▽
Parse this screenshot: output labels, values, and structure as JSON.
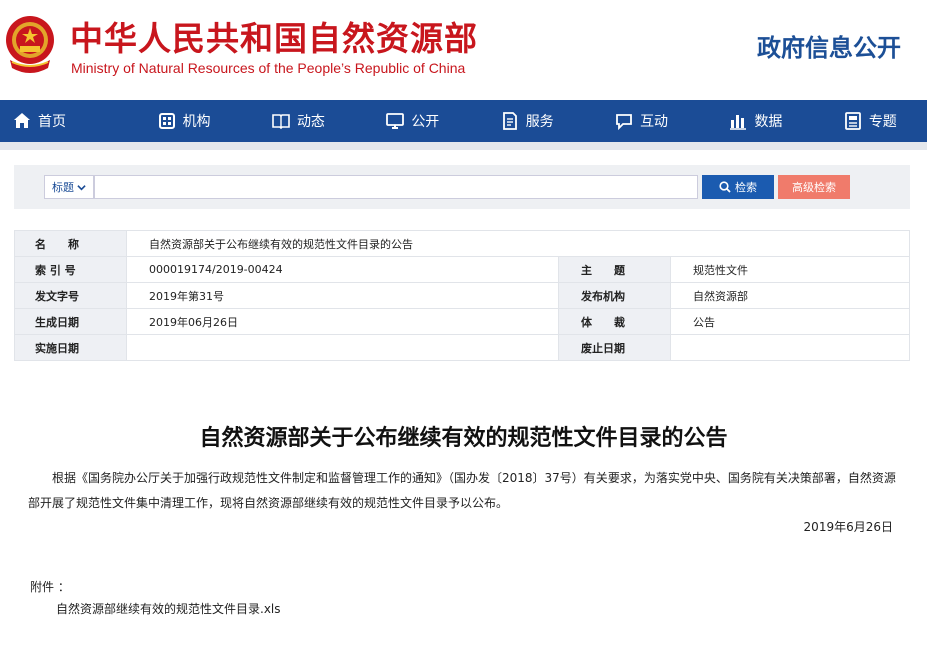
{
  "header": {
    "title_cn": "中华人民共和国自然资源部",
    "title_en": "Ministry of Natural Resources of the People’s Republic of China",
    "right_label": "政府信息公开"
  },
  "nav": {
    "items": [
      {
        "label": "首页",
        "icon": "home-icon"
      },
      {
        "label": "机构",
        "icon": "organization-icon"
      },
      {
        "label": "动态",
        "icon": "book-icon"
      },
      {
        "label": "公开",
        "icon": "monitor-icon"
      },
      {
        "label": "服务",
        "icon": "document-icon"
      },
      {
        "label": "互动",
        "icon": "chat-icon"
      },
      {
        "label": "数据",
        "icon": "bar-chart-icon"
      },
      {
        "label": "专题",
        "icon": "topic-icon"
      }
    ]
  },
  "search": {
    "select_value": "标题",
    "input_value": "",
    "search_label": "检索",
    "advanced_label": "高级检索"
  },
  "info": {
    "name_label": "名　　称",
    "name_value": "自然资源部关于公布继续有效的规范性文件目录的公告",
    "index_label": "索 引 号",
    "index_value": "000019174/2019-00424",
    "subject_label": "主　　题",
    "subject_value": "规范性文件",
    "docno_label": "发文字号",
    "docno_value": "2019年第31号",
    "issuer_label": "发布机构",
    "issuer_value": "自然资源部",
    "created_label": "生成日期",
    "created_value": "2019年06月26日",
    "genre_label": "体　　裁",
    "genre_value": "公告",
    "effective_label": "实施日期",
    "effective_value": "",
    "repeal_label": "废止日期",
    "repeal_value": ""
  },
  "article": {
    "title": "自然资源部关于公布继续有效的规范性文件目录的公告",
    "body": "根据《国务院办公厅关于加强行政规范性文件制定和监督管理工作的通知》（国办发〔2018〕37号）有关要求，为落实党中央、国务院有关决策部署，自然资源部开展了规范性文件集中清理工作，现将自然资源部继续有效的规范性文件目录予以公布。",
    "date": "2019年6月26日",
    "attachment_label": "附件 ：",
    "attachment_file": "自然资源部继续有效的规范性文件目录.xls"
  },
  "colors": {
    "brand_red": "#c8161d",
    "nav_blue": "#1b4c96",
    "search_blue": "#1b5bb0",
    "advanced_salmon": "#f07b6b"
  }
}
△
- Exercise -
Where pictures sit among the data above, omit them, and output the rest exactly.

- Solution for this task -
Parse this screenshot: output labels, values, and structure as JSON.
{
  "header": {
    "title_cn": "中华人民共和国自然资源部",
    "title_en": "Ministry of Natural Resources of the People’s Republic of China",
    "right_label": "政府信息公开"
  },
  "nav": {
    "items": [
      {
        "label": "首页",
        "icon": "home-icon"
      },
      {
        "label": "机构",
        "icon": "organization-icon"
      },
      {
        "label": "动态",
        "icon": "book-icon"
      },
      {
        "label": "公开",
        "icon": "monitor-icon"
      },
      {
        "label": "服务",
        "icon": "document-icon"
      },
      {
        "label": "互动",
        "icon": "chat-icon"
      },
      {
        "label": "数据",
        "icon": "bar-chart-icon"
      },
      {
        "label": "专题",
        "icon": "topic-icon"
      }
    ]
  },
  "search": {
    "select_value": "标题",
    "input_value": "",
    "search_label": "检索",
    "advanced_label": "高级检索"
  },
  "info": {
    "name_label": "名　　称",
    "name_value": "自然资源部关于公布继续有效的规范性文件目录的公告",
    "index_label": "索 引 号",
    "index_value": "000019174/2019-00424",
    "subject_label": "主　　题",
    "subject_value": "规范性文件",
    "docno_label": "发文字号",
    "docno_value": "2019年第31号",
    "issuer_label": "发布机构",
    "issuer_value": "自然资源部",
    "created_label": "生成日期",
    "created_value": "2019年06月26日",
    "genre_label": "体　　裁",
    "genre_value": "公告",
    "effective_label": "实施日期",
    "effective_value": "",
    "repeal_label": "废止日期",
    "repeal_value": ""
  },
  "article": {
    "title": "自然资源部关于公布继续有效的规范性文件目录的公告",
    "body": "根据《国务院办公厅关于加强行政规范性文件制定和监督管理工作的通知》（国办发〔2018〕37号）有关要求，为落实党中央、国务院有关决策部署，自然资源部开展了规范性文件集中清理工作，现将自然资源部继续有效的规范性文件目录予以公布。",
    "date": "2019年6月26日",
    "attachment_label": "附件 ：",
    "attachment_file": "自然资源部继续有效的规范性文件目录.xls"
  },
  "colors": {
    "brand_red": "#c8161d",
    "nav_blue": "#1b4c96",
    "search_blue": "#1b5bb0",
    "advanced_salmon": "#f07b6b"
  }
}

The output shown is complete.